* **Aim of the task**
In the entries that follow, count each line containing "Product" and state the total, nothing more.

* **Data**
····················

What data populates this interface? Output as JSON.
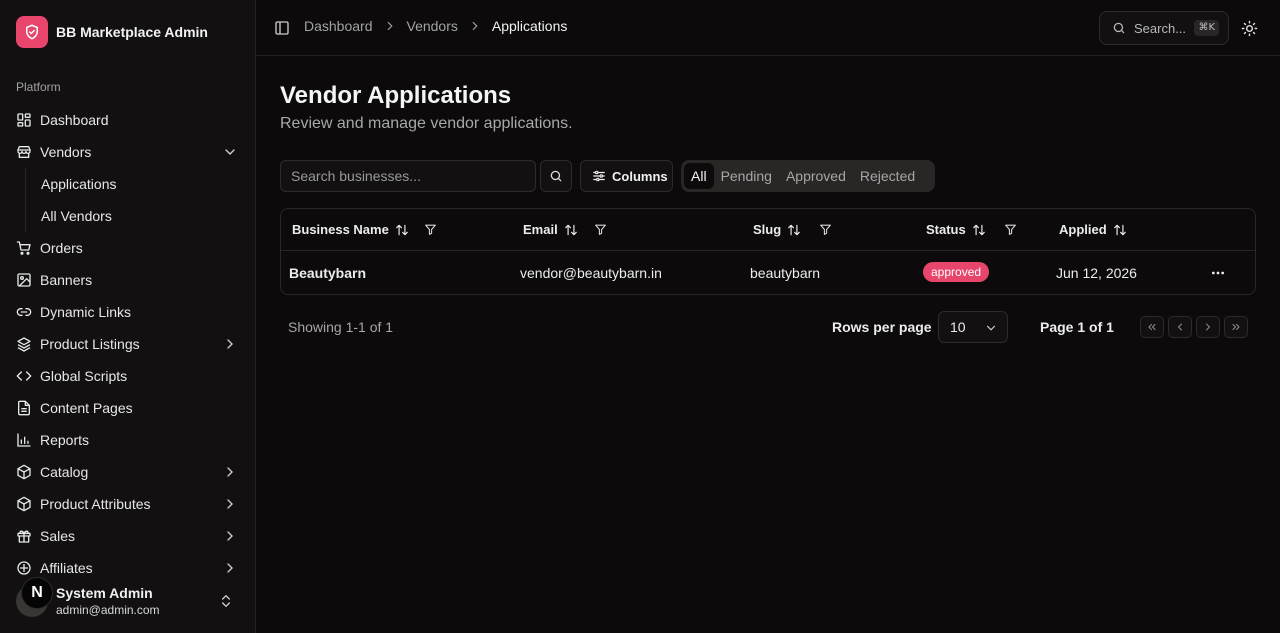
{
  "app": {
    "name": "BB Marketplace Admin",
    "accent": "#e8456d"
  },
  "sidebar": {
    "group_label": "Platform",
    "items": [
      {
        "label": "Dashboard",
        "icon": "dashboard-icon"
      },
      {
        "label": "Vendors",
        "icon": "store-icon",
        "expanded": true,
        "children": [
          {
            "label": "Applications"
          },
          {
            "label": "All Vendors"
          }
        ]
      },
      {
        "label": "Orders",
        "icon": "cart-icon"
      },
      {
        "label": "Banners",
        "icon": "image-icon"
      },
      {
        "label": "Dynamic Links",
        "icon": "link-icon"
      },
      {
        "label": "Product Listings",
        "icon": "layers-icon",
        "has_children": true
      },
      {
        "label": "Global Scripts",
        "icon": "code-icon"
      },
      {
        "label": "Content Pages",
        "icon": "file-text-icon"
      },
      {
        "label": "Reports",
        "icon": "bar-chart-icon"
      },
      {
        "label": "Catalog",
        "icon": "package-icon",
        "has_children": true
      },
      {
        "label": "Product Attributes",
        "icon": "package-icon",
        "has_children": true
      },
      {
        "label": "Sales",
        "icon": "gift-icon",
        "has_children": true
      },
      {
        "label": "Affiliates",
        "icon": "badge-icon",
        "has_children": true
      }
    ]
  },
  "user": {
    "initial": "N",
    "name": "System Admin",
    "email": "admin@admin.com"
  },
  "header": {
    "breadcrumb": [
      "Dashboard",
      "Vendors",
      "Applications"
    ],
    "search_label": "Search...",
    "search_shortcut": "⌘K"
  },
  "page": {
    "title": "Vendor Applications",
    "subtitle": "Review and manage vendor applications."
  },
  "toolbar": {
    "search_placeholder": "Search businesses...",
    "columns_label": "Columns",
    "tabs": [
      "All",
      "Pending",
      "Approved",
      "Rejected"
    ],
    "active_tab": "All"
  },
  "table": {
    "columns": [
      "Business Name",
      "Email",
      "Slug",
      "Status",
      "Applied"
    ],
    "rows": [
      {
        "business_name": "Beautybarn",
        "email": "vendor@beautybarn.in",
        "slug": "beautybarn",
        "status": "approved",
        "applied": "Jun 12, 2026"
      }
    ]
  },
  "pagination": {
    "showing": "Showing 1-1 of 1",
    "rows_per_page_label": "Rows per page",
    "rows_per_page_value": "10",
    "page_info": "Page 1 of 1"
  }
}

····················

* **Finished exercise**
2